Fed up with having to replace characters in their nativity scenes year after year, some churches with outdoor displays have opted to use technology to protect their manger displays. BrickHouse Security of New York City offered churches and synagogues GPS devices and security cameras as a way to deter people from stealing their nativity scenes or menorahs-and 70 signed up. The BrickHouse approach embeds a GPS tracking device inside the nativity characters so that they can be easily tracked if they are stolen.
Twelve days of debt
Before the 12 days of Christmas even started, it would have been wise to spend several years saving. According to PNC Wealth Management, a financial services company, buying every item mentioned in the Christmas song, "The Twelve Days of Christmas," would cost nearly $100,000-about 10 percent more than last year. The exact amount, $96,824, assumes the purchase of 364 items, or all the things mentioned in all the verses of the song. The majority of the Christmas inflation can be attributed to the rising price of gold, which PNC said would make the five golden rings 30 percent more expensive.
Boat for a buyer
Facing a huge budget deficit and looking to raise cash in any way possible, the United Kingdom has elected to put one of its navy's aircraft carriers up for sale. The Ministry of Defense listed the HMS Invincible for sale on a government website, saying all bids would be considered. Mothballed in 2005, the Invincible was once one of the crown jewels in Her Majesty's Navy. The nearly 700-foot vessel was almost sold to Australia in 1982 before the outbreak of the Falklands War convinced British authorities to keep the ship.
If one of the first rules of selling is to know your customer, then a 26-year-old Martinsville, Ind., man violated it in the worst possible way. Shawn Means allegedly texted an offer to sell illegal drugs to the wrong person. The person who received the text message by mistake? Deputy prosecutor Courtney Swank on her department-issued cell phone. Authorities have charged Means with dealing in a controlled substance, possession of a controlled substance, and public intoxication.

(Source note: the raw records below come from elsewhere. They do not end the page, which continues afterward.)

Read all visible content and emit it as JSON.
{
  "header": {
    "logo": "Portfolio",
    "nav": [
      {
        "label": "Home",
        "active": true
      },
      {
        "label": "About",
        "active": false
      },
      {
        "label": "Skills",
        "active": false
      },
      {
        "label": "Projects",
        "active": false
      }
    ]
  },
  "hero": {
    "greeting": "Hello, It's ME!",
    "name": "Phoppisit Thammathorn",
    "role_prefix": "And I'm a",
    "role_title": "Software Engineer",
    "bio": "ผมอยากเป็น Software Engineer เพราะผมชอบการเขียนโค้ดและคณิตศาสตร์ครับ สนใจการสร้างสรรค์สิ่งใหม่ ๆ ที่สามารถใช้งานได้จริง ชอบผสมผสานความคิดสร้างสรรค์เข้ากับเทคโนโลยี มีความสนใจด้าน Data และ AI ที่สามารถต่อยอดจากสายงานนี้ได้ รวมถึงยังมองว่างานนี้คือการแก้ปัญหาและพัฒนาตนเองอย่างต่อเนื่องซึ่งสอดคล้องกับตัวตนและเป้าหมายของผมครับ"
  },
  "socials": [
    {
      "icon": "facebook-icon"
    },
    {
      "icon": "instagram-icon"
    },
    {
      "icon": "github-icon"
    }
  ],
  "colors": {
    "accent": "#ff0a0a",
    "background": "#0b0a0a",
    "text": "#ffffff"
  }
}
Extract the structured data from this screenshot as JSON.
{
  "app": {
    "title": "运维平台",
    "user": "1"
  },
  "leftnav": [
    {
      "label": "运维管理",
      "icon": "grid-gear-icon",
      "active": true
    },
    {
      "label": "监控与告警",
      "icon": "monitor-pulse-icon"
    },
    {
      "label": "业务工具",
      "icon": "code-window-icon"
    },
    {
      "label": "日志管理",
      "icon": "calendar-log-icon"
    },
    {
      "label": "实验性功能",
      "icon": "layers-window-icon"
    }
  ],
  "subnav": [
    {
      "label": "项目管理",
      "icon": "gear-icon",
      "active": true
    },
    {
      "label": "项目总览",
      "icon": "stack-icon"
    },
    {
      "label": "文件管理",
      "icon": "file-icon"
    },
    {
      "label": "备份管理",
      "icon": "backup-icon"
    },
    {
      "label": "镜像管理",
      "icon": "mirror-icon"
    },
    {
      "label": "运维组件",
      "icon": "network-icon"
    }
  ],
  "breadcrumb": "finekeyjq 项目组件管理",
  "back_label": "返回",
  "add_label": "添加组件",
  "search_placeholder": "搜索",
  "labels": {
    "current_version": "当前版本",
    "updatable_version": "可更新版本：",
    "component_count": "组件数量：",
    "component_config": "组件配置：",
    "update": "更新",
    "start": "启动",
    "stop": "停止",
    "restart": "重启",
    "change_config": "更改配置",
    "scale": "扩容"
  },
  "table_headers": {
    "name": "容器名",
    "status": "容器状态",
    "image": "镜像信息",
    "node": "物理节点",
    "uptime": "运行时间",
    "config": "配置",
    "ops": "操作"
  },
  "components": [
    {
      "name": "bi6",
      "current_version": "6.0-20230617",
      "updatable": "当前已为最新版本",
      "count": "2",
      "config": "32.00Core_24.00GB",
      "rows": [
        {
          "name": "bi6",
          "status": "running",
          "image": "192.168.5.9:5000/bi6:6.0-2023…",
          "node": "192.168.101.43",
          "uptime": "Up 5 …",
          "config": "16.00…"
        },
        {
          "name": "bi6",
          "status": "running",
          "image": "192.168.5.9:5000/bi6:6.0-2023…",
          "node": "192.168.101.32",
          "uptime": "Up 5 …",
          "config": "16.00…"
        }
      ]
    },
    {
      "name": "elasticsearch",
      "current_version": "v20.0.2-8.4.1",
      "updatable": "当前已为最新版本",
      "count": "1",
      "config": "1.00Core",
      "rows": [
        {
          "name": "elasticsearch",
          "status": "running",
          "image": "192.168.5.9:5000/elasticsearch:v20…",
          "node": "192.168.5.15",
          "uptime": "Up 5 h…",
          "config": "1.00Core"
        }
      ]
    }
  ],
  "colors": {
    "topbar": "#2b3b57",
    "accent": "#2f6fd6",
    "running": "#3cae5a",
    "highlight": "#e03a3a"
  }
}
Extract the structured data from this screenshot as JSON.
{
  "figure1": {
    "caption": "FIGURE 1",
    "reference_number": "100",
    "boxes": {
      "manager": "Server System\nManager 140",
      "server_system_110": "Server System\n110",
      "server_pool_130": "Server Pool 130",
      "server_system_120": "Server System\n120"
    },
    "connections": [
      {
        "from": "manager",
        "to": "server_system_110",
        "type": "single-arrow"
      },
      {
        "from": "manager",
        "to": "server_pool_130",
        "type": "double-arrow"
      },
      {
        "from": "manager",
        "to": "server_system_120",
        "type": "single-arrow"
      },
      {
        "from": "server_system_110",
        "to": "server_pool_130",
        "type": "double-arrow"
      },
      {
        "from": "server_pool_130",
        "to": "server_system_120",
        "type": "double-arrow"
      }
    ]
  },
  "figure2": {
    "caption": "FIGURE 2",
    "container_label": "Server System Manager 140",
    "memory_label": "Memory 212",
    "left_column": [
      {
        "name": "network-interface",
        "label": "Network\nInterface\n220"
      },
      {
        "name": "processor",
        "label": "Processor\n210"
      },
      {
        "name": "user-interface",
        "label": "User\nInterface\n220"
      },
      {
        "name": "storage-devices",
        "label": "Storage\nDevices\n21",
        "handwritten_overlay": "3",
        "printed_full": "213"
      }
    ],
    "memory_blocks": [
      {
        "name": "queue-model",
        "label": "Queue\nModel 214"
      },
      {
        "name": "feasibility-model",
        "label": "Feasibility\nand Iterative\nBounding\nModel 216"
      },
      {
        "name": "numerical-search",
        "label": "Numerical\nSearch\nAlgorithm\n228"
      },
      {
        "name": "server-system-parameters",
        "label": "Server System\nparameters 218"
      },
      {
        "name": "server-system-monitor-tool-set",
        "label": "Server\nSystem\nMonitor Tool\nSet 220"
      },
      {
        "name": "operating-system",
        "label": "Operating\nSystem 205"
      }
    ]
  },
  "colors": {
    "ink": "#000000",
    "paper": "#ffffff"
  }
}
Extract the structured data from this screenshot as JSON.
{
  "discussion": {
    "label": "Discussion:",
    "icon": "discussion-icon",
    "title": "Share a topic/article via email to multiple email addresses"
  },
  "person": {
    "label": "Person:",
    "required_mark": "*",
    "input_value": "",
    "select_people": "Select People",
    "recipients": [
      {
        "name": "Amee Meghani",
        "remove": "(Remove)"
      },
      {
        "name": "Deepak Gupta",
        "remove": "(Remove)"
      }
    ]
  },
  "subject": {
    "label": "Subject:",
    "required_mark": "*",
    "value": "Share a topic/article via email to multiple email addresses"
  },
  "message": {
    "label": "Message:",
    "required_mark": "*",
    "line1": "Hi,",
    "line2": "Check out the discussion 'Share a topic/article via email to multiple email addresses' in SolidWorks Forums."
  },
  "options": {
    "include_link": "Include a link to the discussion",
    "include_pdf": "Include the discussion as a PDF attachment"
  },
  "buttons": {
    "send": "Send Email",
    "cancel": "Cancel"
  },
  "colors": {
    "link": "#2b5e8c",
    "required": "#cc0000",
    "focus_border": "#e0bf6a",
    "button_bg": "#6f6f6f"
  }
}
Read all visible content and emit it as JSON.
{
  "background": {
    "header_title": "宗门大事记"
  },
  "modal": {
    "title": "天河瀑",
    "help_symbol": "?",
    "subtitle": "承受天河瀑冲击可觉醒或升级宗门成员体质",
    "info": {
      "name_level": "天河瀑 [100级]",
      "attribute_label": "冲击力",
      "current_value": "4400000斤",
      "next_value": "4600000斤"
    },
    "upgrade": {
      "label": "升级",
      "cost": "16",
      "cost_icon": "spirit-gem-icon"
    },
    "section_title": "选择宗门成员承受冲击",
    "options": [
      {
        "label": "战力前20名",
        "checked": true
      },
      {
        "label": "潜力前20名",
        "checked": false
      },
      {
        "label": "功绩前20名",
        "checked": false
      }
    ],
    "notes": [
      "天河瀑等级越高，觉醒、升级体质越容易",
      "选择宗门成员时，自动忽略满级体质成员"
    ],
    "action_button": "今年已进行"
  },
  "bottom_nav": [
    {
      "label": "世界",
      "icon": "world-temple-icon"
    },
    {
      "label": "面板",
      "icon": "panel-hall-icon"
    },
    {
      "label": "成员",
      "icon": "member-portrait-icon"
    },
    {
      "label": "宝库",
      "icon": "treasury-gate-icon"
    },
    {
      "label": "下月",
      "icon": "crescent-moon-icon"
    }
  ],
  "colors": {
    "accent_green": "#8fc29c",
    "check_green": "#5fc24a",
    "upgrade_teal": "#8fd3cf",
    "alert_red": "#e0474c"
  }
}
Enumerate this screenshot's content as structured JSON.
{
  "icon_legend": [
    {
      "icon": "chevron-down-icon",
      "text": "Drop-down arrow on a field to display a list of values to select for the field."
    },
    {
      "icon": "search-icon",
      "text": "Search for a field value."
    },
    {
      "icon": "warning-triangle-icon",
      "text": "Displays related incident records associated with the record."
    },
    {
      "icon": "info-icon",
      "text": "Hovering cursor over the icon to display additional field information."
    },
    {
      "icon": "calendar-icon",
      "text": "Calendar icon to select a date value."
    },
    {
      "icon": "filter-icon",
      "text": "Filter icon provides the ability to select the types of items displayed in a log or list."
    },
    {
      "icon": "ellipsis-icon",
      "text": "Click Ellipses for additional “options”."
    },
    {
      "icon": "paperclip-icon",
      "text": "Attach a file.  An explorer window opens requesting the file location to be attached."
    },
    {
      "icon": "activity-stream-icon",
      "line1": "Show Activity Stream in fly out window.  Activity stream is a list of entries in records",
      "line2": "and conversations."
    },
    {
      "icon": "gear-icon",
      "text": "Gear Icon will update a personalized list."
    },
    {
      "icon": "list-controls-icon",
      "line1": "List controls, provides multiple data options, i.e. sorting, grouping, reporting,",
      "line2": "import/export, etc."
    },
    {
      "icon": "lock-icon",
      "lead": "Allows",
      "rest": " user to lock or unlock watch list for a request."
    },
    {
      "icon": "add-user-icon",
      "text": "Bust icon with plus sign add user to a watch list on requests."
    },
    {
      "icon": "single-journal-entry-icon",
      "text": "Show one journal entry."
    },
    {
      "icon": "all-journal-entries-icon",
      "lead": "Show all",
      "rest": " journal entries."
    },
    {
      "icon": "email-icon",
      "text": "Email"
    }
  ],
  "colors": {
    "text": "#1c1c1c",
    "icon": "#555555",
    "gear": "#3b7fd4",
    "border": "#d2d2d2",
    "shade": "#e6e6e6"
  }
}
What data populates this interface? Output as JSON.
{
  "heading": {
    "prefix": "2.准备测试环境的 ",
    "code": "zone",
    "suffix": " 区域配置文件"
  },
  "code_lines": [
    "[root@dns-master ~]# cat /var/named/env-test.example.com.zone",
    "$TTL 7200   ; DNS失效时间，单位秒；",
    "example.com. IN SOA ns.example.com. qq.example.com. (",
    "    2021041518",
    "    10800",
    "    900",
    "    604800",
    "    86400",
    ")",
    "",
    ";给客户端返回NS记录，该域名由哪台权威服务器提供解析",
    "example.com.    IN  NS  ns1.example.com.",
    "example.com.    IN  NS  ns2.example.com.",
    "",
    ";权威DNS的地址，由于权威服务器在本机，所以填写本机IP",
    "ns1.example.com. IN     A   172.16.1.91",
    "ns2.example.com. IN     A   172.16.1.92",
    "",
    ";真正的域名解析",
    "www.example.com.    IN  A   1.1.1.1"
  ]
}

Some cities have the problem of traffic signs disappearing. Then there's Cranston, R.I., where local officials are wondering where hundreds of unauthorized stop signs came from. According to city officials, the 80,000-person town has about 700 unauthorized stop signs erected within city limits. State transportation officials have 'fessed up to putting up about one-third of them. That leaves the city to sort out the legality of about 450 renegade stop signs on streets and parking lots. The Cranston mayor's office is urging residents to regard all signs as legitimate until the city sorts things out: "Drivers . . . should not take this as a free pass. A stop sign is a stop sign."
Don't go, Diego
Police in Seattle say a driver tried to get away with driving solo in a carpool lane on Nov. 29 by placing a large doll in the passenger seat. The stuffed doll of Diego from the Nickelodeon children's show Go, Diego, Go! reportedly belonged to the unidentified driver's daughter. Apparently the doll's huge, unblinking eyes drew the suspicions of a state trooper on the lookout for commuter lane violators. Authorities cited the driver for an HOV lane violation.
A pair of University of Colorado graduates have found tidy profits in some very dirty work: cleaning up after drunk people. Marc Simons and Alex Vere-Nicoll call their company "Hangover Helpers." And for a small fee, the duo will arrive at a dorm or house the night after a party, deliver breakfast burritos and Gatorade to hungover students, and clean up messes that can include empty beer cans, spent plastic cups, and anything else littered after a night of partying. The pair, who charge $15 per roommate, expect steady business this spring-the Boulder campus' chief party season.
Usually being stranded by a snowstorm for more than a week would be a nightmare. But it apparently wasn't for five staff members and two customers who were trapped for nine days in the Lion Inn, a pub in North Yorkshire, U.K. "It was really novel at first and quite exciting," waitress Katie Underwood told the Daily Mail. "It's been freezing, but we've been lucky that it's a pub and B&B we're trapped in. We've got plenty of coal for our fire, which has been great, and there are rooms upstairs so we have somewhere to sleep, and plenty of food." The pub's reputation for having ample stocks of high-quality ales probably didn't hurt either.
For more than 40 years, a Jewish symbol has hidden in plain sight in the Islamic Republic of Iran. When Israeli engineers built the headquarters building for Iran Air at the Mehrabad International Airport in Tehran, the builders installed a huge Star of David on the building's rooftop. For years, the symbol of Judaism went unnoticed in the anti-Semitic nation. But don't expect it to persist much longer. Once alerted to its presence by images available via Google Maps, officials made plans to dismantle it.
Judging by information culled from Google's records of internet searches, Americans in 2010 cared most about Apple products, sports and Justin Bieber. In December, Google released its Zeitgeist 2010, which reports on the search terms rising most quickly in popularity during the last year. Apple products placed first and third, with iPad having the distinction of being the faster rising term of 2010. The iPhone 4 placed third. Chatroullete, the dubious and random video-chatting website finished second while World Cup and Justin Bieber, a teen pop sensation, rounded out the top five.